My office is uprooting to prepare for new carpeting and my house is going to have 20 overnight guests this weekend, plus another ten or so guests Saturday evening (my oldest is getting confirmed). I don’t have much time for blogging, but I found this great feature article from The New Yorker about extreme brewing. The NYer is a liberal rag, but it has some of the best writing around, and this piece is excellent. If this isn’t enough beer script for you, you have a drinking problem. Excerpts:
America used to be full of odd beers. In 1873, the country had some four thousand breweries, working in dozens of regional and ethnic styles. Brooklyn alone had nearly fifty. Beer was not only refreshing but nutritious, it was said—a “valuable substitute for vegetables,” as a member of the United States Sanitary Commission put it during the Civil War. The lagers brewed by Adolphus Busch and Frederick Pabst were among the best. In 1878, Maureen Ogle notes in her recent book “Ambitious Brew: The Story of American Beer,” Busch’s St. Louis Lager took on more than a hundred European beers at a competition in Paris. The lager came home with the gold, causing an “immense sensation,” in the words of a reporter from the Times.

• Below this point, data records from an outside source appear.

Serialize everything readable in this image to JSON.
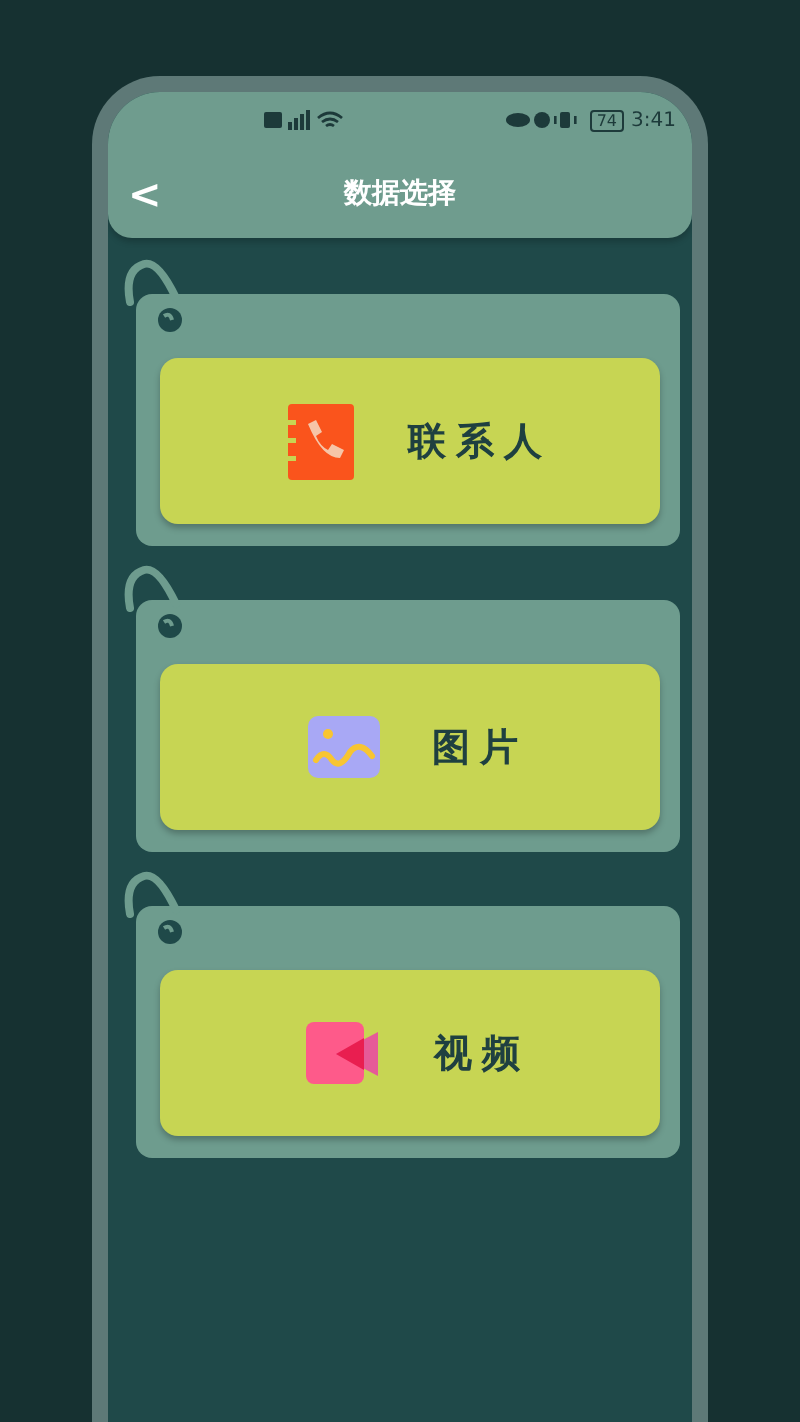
{
  "status_bar": {
    "battery": "74",
    "time": "3:41"
  },
  "header": {
    "back": "<",
    "title": "数据选择"
  },
  "items": [
    {
      "kind": "contacts",
      "label": "联系人"
    },
    {
      "kind": "picture",
      "label": "图片"
    },
    {
      "kind": "video",
      "label": "视频"
    }
  ]
}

Then came Prohibition, followed hard by industrialization. Beer went from barrel to bottle and from saloon to home refrigerator, and only the largest companies could afford to manufacture and distribute it. A generation raised on Coca-Cola had a hard time readjusting to beer’s bitterness, and brewers diluted their recipes accordingly. In 1953, Miller High Life was dismissed by one competitor as a beer for “women and beginners.” Within a decade, most other beers were just as flavorless. . . .

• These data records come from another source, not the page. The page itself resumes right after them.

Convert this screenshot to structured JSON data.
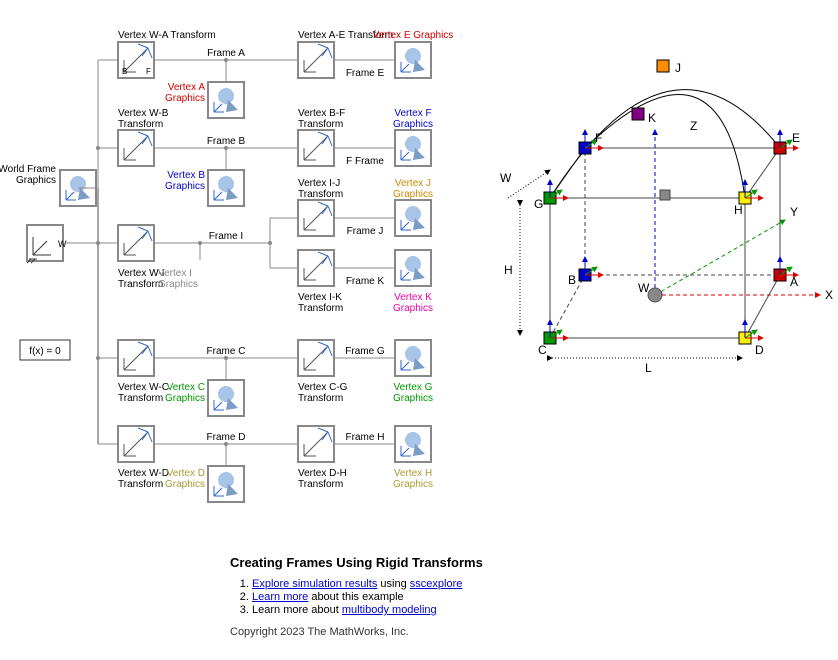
{
  "fx": "f(x) = 0",
  "wf": {
    "label": "World Frame\nGraphics",
    "port": "W"
  },
  "blocks": {
    "wa": "Vertex W-A Transform",
    "ae": "Vertex A-E Transform",
    "eg": "Vertex E Graphics",
    "ag": "Vertex A\nGraphics",
    "wb": "Vertex W-B\nTransform",
    "bf": "Vertex B-F\nTransform",
    "fg": "Vertex F\nGraphics",
    "bg": "Vertex B\nGraphics",
    "wi": "Vertex W-I\nTransform",
    "ij": "Vertex I-J\nTransform",
    "jg": "Vertex J\nGraphics",
    "ig": "Vertex I\nGraphics",
    "ik": "Vertex I-K\nTransform",
    "kg": "Vertex K\nGraphics",
    "wc": "Vertex W-C\nTransform",
    "cg2": "Vertex C-G\nTransform",
    "gg": "Vertex G\nGraphics",
    "cg": "Vertex C\nGraphics",
    "wd": "Vertex W-D\nTransform",
    "dh": "Vertex D-H\nTransform",
    "hg": "Vertex H\nGraphics",
    "dg": "Vertex D\nGraphics"
  },
  "frames": {
    "A": "Frame A",
    "B": "Frame B",
    "C": "Frame C",
    "D": "Frame D",
    "E": "Frame E",
    "F": "F Frame",
    "G": "Frame G",
    "H": "Frame H",
    "I": "Frame I",
    "J": "Frame J",
    "K": "Frame K"
  },
  "ports": {
    "B": "B",
    "F": "F",
    "R": "R"
  },
  "colors": {
    "eg": "#cc0000",
    "ag": "#cc0000",
    "fg": "#0000cc",
    "bg": "#0000cc",
    "jg": "#cc8800",
    "ig": "#888888",
    "kg": "#ee00aa",
    "gg": "#009900",
    "cg": "#009900",
    "hg": "#aa9933",
    "dg": "#aa9933"
  },
  "viz": {
    "axes": {
      "X": "X",
      "Y": "Y",
      "Z": "Z",
      "W": "W",
      "H": "H",
      "L": "L"
    },
    "verts": [
      "A",
      "B",
      "C",
      "D",
      "E",
      "F",
      "G",
      "H",
      "J",
      "K",
      "W"
    ]
  },
  "footer": {
    "title": "Creating Frames Using Rigid Transforms",
    "items": [
      {
        "pre": "",
        "link": "Explore simulation results",
        "mid": " using ",
        "link2": "sscexplore",
        "post": ""
      },
      {
        "pre": "",
        "link": "Learn more",
        "mid": " about this example",
        "link2": "",
        "post": ""
      },
      {
        "pre": "Learn more about ",
        "link": "multibody modeling",
        "mid": "",
        "link2": "",
        "post": ""
      }
    ],
    "copy": "Copyright 2023 The MathWorks, Inc."
  }
}
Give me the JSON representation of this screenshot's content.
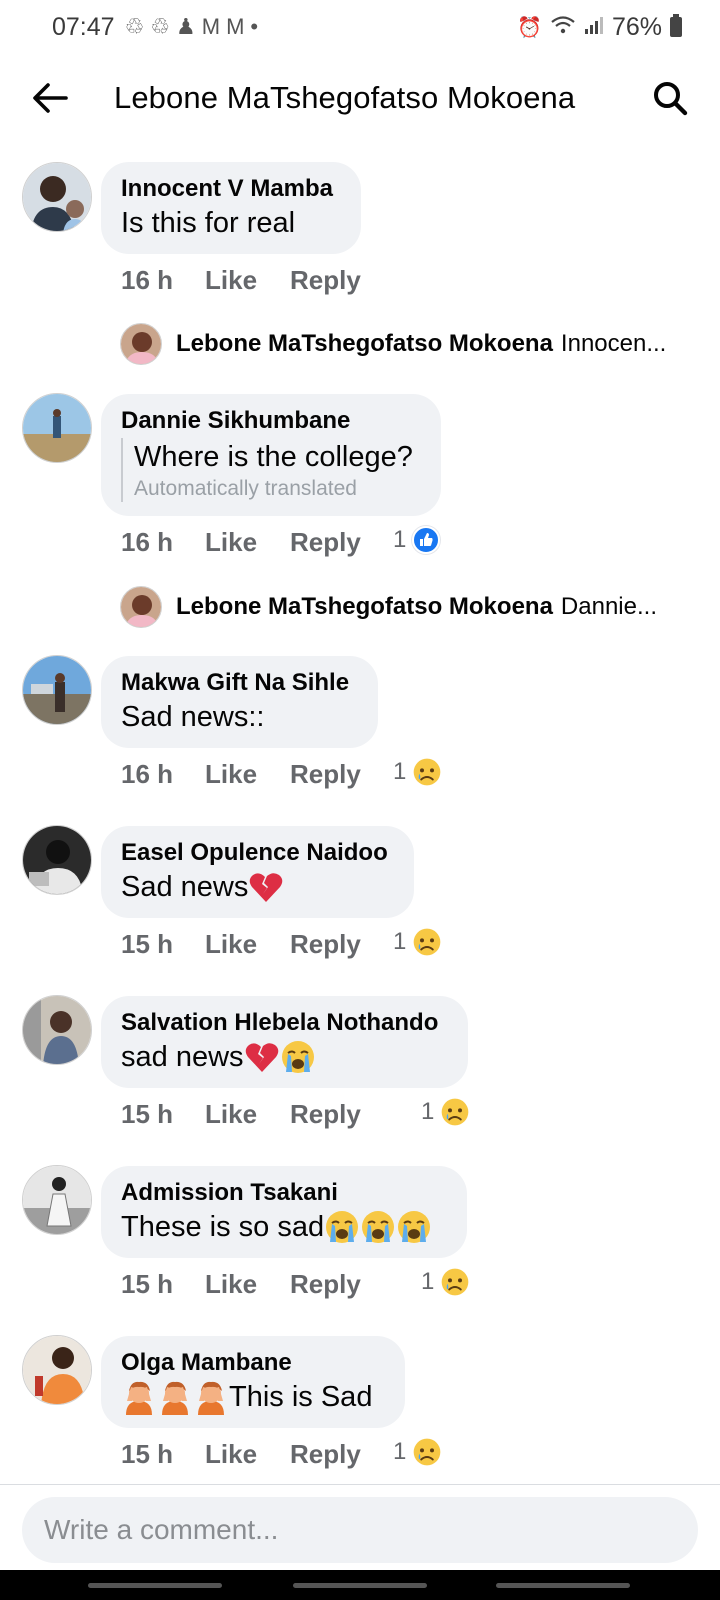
{
  "status_bar": {
    "time": "07:47",
    "battery": "76%",
    "left_icons": [
      "sync-icon",
      "sync-icon",
      "bell-icon",
      "gmail-icon",
      "gmail-icon",
      "dot-icon"
    ],
    "right_icons": [
      "alarm-icon",
      "wifi-icon",
      "signal-icon",
      "battery-icon"
    ]
  },
  "header": {
    "title": "Lebone MaTshegofatso Mokoena"
  },
  "comments": [
    {
      "author": "Innocent V Mamba",
      "text": "Is this for real",
      "emojis": [],
      "time": "16 h",
      "like": "Like",
      "reply": "Reply",
      "reaction": null
    },
    {
      "author": "Dannie Sikhumbane",
      "text": "Where is the college?",
      "translated_note": "Automatically translated",
      "time": "16 h",
      "like": "Like",
      "reply": "Reply",
      "reaction": {
        "count": "1",
        "type": "like"
      }
    },
    {
      "author": "Makwa Gift Na Sihle",
      "text": "Sad news::",
      "emojis": [],
      "time": "16 h",
      "like": "Like",
      "reply": "Reply",
      "reaction": {
        "count": "1",
        "type": "sad"
      }
    },
    {
      "author": "Easel Opulence Naidoo",
      "text": "Sad news",
      "emojis": [
        "broken-heart"
      ],
      "time": "15 h",
      "like": "Like",
      "reply": "Reply",
      "reaction": {
        "count": "1",
        "type": "sad"
      }
    },
    {
      "author": "Salvation Hlebela Nothando",
      "text": "sad news",
      "emojis": [
        "broken-heart",
        "crying-face"
      ],
      "time": "15 h",
      "like": "Like",
      "reply": "Reply",
      "reaction": {
        "count": "1",
        "type": "sad"
      }
    },
    {
      "author": "Admission Tsakani",
      "text": "These is so sad",
      "emojis": [
        "crying-face",
        "crying-face",
        "crying-face"
      ],
      "time": "15 h",
      "like": "Like",
      "reply": "Reply",
      "reaction": {
        "count": "1",
        "type": "sad"
      }
    },
    {
      "author": "Olga Mambane",
      "text": "This is Sad",
      "emojis_before": [
        "facepalm-person",
        "facepalm-person",
        "facepalm-person"
      ],
      "time": "15 h",
      "like": "Like",
      "reply": "Reply",
      "reaction": {
        "count": "1",
        "type": "sad"
      }
    }
  ],
  "replies": [
    {
      "author": "Lebone MaTshegofatso Mokoena",
      "preview": "Innocen..."
    },
    {
      "author": "Lebone MaTshegofatso Mokoena",
      "preview": "Dannie..."
    }
  ],
  "composer": {
    "placeholder": "Write a comment..."
  },
  "colors": {
    "bubble": "#f0f2f5",
    "secondary_text": "#65676b",
    "like_blue": "#1877f2",
    "sad_yellow": "#f7b928"
  }
}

In 1965, the United States had a single craft brewery: Anchor Brewing, in San Francisco. Today, there are nearly fifteen hundred. In liquor stores and upscale supermarkets, pumpkin ales and chocolate stouts compete for cooler space with wit beers, weiss beers, and imperial Pilsners. The King of Beers, once served in splendid isolation at many bars, is now surrounded by motley bottles with ridiculous names, like jesters at a Renaissance fair: SkullSplitter, Old Leghumper, Slam Dunkel, Troll Porter, Moose Drool, Power Tool, He’brew, and Ale Mary Full of Taste. . . .
Extreme brewers have helped turn American brewing into the most influential in the world. But they’ve also raised a basic question: When does beer cease to be beer? . . . .